  • More recent than the oldest operation in the primary’s oplog. The new member must be able to become current by applying operations from the primary’s oplog.


  1. An active replica set.
  2. A new MongoDB system capable of supporting your data set, accessible by the active replica set through the network.

Otherwise, use the MongoDB installation tutorial and the Deploy a Replica Set tutorials.


Prepare the Data Directory

Before adding a new member to an existing replica set, prepare the new member’s data directory using one of the following strategies:

  • Make sure the new member’s data directory does not contain data. The new member will copy the data from an existing member.

    If the new member is in a recovering state, it must exit and become a secondary before MongoDB can copy all data as part of the replication process. This process takes time but does not require administrator intervention.

  • Manually copy the data directory from an existing member. The new member becomes a secondary member and will catch up to the current state of the replica set. Copying the data over may shorten the amount of time for the new member to become current.

    Ensure that you can copy the data directory to the new member and begin replication within the window allowed by the oplog. Otherwise, the new instance will have to perform an initial sync, which completely resynchronizes the data, as described in Resync a Member of a Replica Set.

    Use rs.printReplicationInfo() to check the current state of replica set members with regards to the oplog.

For background on replication deployment patterns, see the Replica Set Deployment Architectures document.

Add a Member to an Existing Replica Set

  1. Start the new mongod instance. Specify the data directory and the replica set name. The following example specifies the /srv/mongodb/db0 data directory and the rs0 replica set:

    mongod --dbpath /srv/mongodb/db0 --replSet rs0

    Take note of the host name and port information for the new mongod instance.

    For more information on configuration options, see the mongod manual page.


    You can specify the data directory and replica set in the mongod.conf configuration file, and start the mongod with the following command:

    mongod --config /etc/mongod.conf
  2. Connect to the replica set’s primary.

    You can only add members while connected to the primary. If you do not know which member is the primary, log into any member of the replica set and issue the db.isMaster() command.

  3. Use rs.add() to add the new member to the replica set. Pass the member configuration document to the method. For example, to add a member at host, issue the following command:

    rs.add( { host: "", priority: 0, votes: 0 } )


    When a newly added secondary has its votes and priority settings greater than zero, during its initial sync, the secondary still counts as a voting member even though it cannot serve reads nor become primary because its data is not yet consistent.

    This can lead to a case where a majority of the voting members are online but no primary can be elected. To avoid such situations, consider adding the new secondary initially with priority :0 and votes :0. Then, once the member has transitioned into SECONDARY state, use rs.reconfig() to update its priority and votes.

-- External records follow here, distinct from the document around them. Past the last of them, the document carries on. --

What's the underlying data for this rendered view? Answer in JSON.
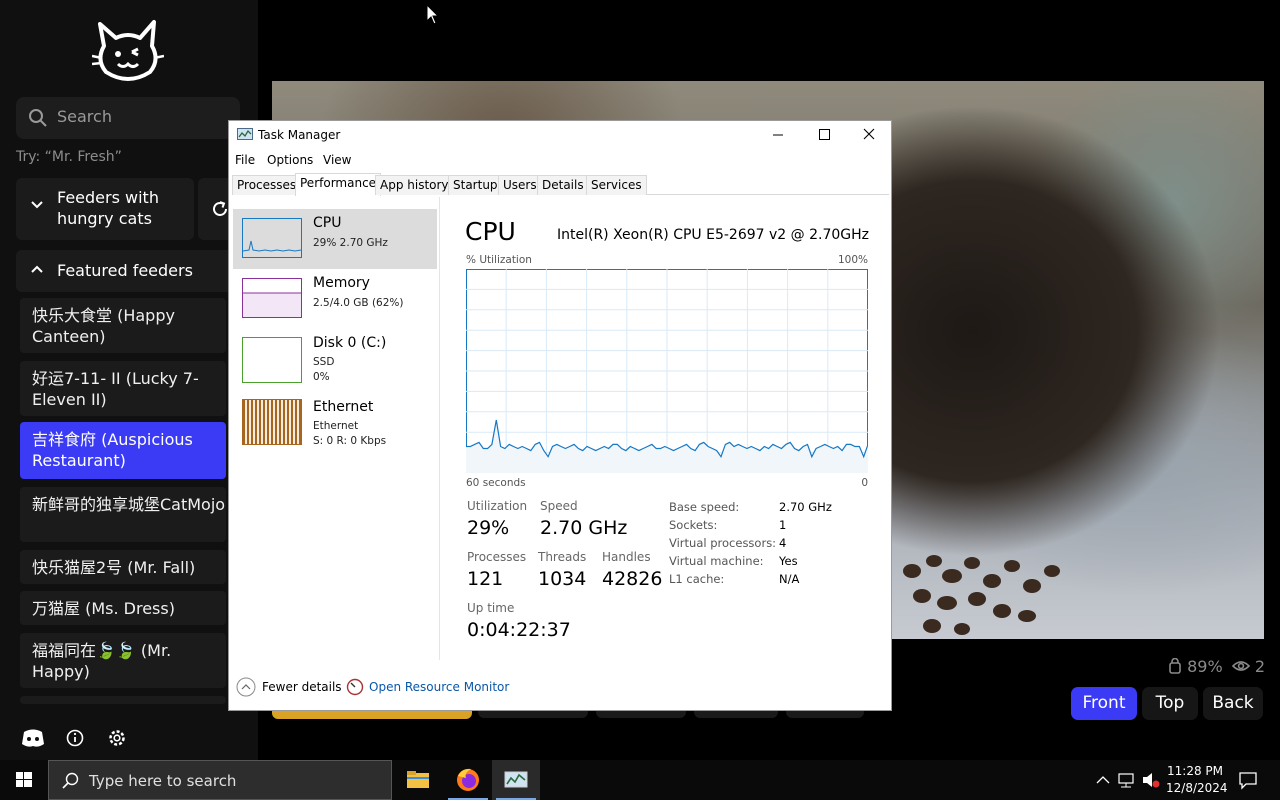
{
  "app": {
    "search_placeholder": "Search",
    "search_hint": "Try: “Mr. Fresh”",
    "group_hungry_label": "Feeders with hungry cats",
    "group_featured_label": "Featured feeders",
    "feeders": [
      {
        "label": "快乐大食堂 (Happy Canteen)"
      },
      {
        "label": "好运7-11- II  (Lucky 7-Eleven II)"
      },
      {
        "label": "吉祥食府 (Auspicious Restaurant)",
        "active": true
      },
      {
        "label": "新鲜哥的独享城堡CatMojo (Mr. Fresh)"
      },
      {
        "label": "快乐猫屋2号 (Mr. Fall)"
      },
      {
        "label": "万猫屋 (Ms. Dress)"
      },
      {
        "label": "福福同在🍃🍃 (Mr. Happy)"
      }
    ],
    "bottom_icons": [
      "discord-icon",
      "info-icon",
      "settings-icon"
    ],
    "accent_color": "#3b3bf5"
  },
  "video": {
    "battery_text": "89%",
    "viewers_text": "2",
    "camera_buttons": {
      "front": "Front",
      "top": "Top",
      "back": "Back"
    },
    "selected_camera": "Front"
  },
  "task_manager": {
    "title": "Task Manager",
    "menu": {
      "file": "File",
      "options": "Options",
      "view": "View"
    },
    "tabs": [
      "Processes",
      "Performance",
      "App history",
      "Startup",
      "Users",
      "Details",
      "Services"
    ],
    "active_tab": "Performance",
    "resources": {
      "cpu": {
        "name": "CPU",
        "sub1": "29%  2.70 GHz"
      },
      "memory": {
        "name": "Memory",
        "sub1": "2.5/4.0 GB (62%)"
      },
      "disk": {
        "name": "Disk 0 (C:)",
        "sub1": "SSD",
        "sub2": "0%"
      },
      "ethernet": {
        "name": "Ethernet",
        "sub1": "Ethernet",
        "sub2": "S: 0  R: 0 Kbps"
      }
    },
    "cpu": {
      "title": "CPU",
      "model": "Intel(R) Xeon(R) CPU E5-2697 v2 @ 2.70GHz",
      "util_label": "% Utilization",
      "util_max": "100%",
      "graph_left": "60 seconds",
      "graph_right": "0",
      "utilization_label": "Utilization",
      "utilization": "29%",
      "speed_label": "Speed",
      "speed": "2.70 GHz",
      "processes_label": "Processes",
      "processes": "121",
      "threads_label": "Threads",
      "threads": "1034",
      "handles_label": "Handles",
      "handles": "42826",
      "uptime_label": "Up time",
      "uptime": "0:04:22:37",
      "specs": [
        {
          "k": "Base speed:",
          "v": "2.70 GHz"
        },
        {
          "k": "Sockets:",
          "v": "1"
        },
        {
          "k": "Virtual processors:",
          "v": "4"
        },
        {
          "k": "Virtual machine:",
          "v": "Yes"
        },
        {
          "k": "L1 cache:",
          "v": "N/A"
        }
      ],
      "history_percent": [
        13,
        13,
        14,
        15,
        12,
        12,
        14,
        26,
        13,
        12,
        14,
        13,
        12,
        13,
        12,
        11,
        14,
        15,
        11,
        8,
        13,
        14,
        13,
        12,
        13,
        14,
        12,
        11,
        13,
        12,
        11,
        12,
        13,
        12,
        14,
        14,
        12,
        11,
        13,
        12,
        11,
        12,
        13,
        14,
        12,
        12,
        13,
        12,
        11,
        12,
        13,
        14,
        12,
        11,
        14,
        15,
        13,
        12,
        11,
        8,
        14,
        15,
        13,
        14,
        13,
        12,
        13,
        12,
        11,
        13,
        12,
        14,
        13,
        12,
        14,
        15,
        12,
        11,
        13,
        14,
        8,
        12,
        13,
        14,
        13,
        12,
        13,
        11,
        14,
        14,
        13,
        13,
        8,
        14
      ],
      "graph_color": "#1778c4"
    },
    "footer": {
      "fewer": "Fewer details",
      "monitor": "Open Resource Monitor"
    }
  },
  "taskbar": {
    "search_placeholder": "Type here to search",
    "apps": [
      "file-explorer-icon",
      "firefox-icon",
      "task-manager-icon"
    ],
    "time": "11:28 PM",
    "date": "12/8/2024"
  }
}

  4. Ensure that the new member has reached SECONDARY state. To check the state of the replica set members, run rs.status():

  5. Once the newly added member has transitioned into SECONDARY state, use rs.reconfig() to update the newly added member’s priority and votes if needed.

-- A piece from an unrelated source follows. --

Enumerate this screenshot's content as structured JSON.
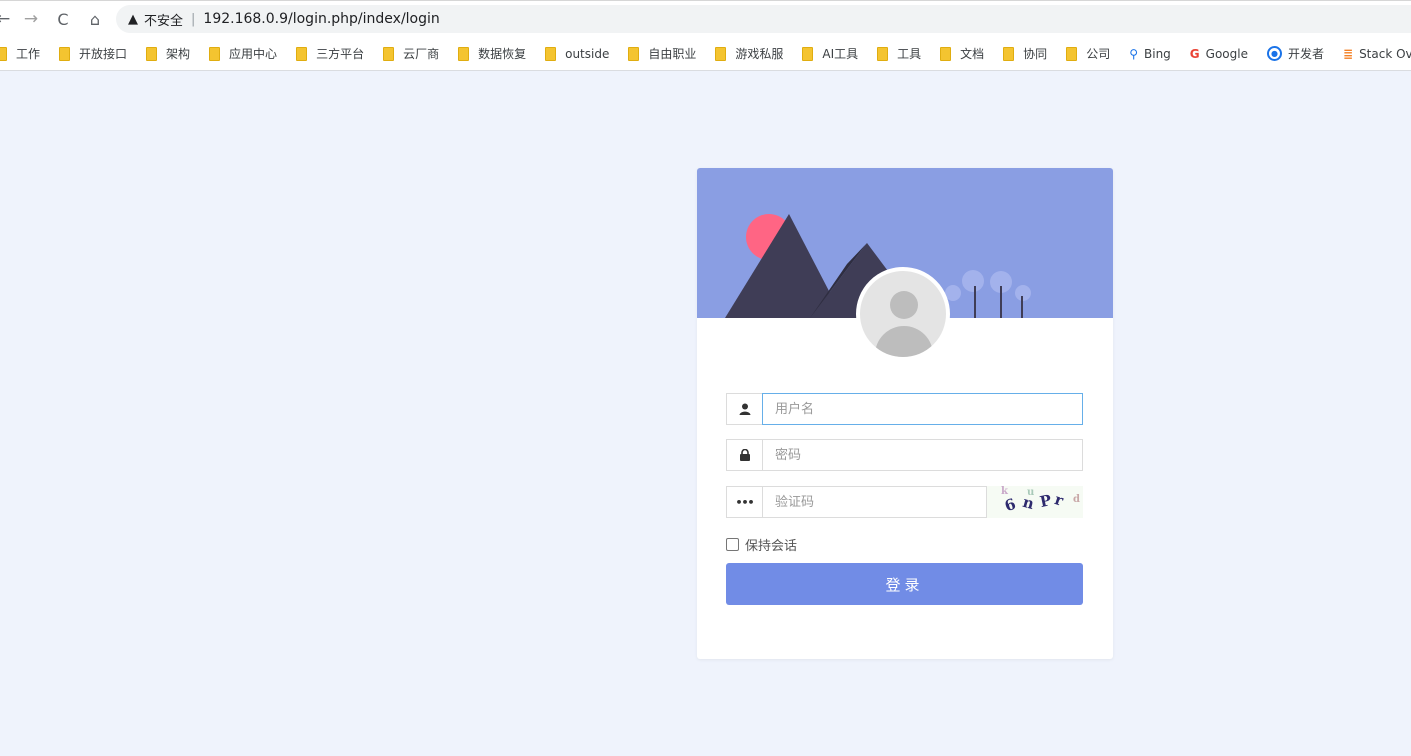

    For example, if rs.conf() returns the configuration document for as the fifth element in the members array, to update its priority and votes to 1, use the following sequence of operations:

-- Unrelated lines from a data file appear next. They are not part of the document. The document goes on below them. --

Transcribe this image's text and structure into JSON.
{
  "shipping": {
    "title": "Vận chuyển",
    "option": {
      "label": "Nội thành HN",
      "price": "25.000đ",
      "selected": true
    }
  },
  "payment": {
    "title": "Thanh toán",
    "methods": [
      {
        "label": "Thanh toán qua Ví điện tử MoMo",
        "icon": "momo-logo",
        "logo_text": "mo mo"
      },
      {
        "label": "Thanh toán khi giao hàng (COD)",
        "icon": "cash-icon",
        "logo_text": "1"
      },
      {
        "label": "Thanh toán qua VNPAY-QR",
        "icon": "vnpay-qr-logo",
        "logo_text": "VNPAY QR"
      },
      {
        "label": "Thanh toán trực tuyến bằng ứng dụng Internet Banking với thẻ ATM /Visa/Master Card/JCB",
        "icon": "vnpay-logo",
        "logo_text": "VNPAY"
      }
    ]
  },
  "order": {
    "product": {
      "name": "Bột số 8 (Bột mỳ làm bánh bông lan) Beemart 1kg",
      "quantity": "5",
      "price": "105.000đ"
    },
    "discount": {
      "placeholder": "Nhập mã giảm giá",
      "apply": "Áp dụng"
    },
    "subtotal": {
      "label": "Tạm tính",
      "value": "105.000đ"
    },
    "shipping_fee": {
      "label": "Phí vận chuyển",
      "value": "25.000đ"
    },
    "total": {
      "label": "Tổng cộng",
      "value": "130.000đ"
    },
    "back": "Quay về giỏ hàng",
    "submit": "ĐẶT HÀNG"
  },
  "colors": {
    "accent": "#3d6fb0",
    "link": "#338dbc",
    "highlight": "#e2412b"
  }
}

    var cfg = rs.conf();
    cfg.members[4].priority = 1
    cfg.members[4].votes = 1


  • The rs.reconfig() shell method can force the current primary to step down, which causes an election. When the primary steps down, the mongod closes all client connections. While this typically takes 10-20 seconds, try to make these changes during scheduled maintenance periods.
  • Avoid reconfiguring replica sets that contain members of different MongoDB versions as validation rules may differ across MongoDB versions.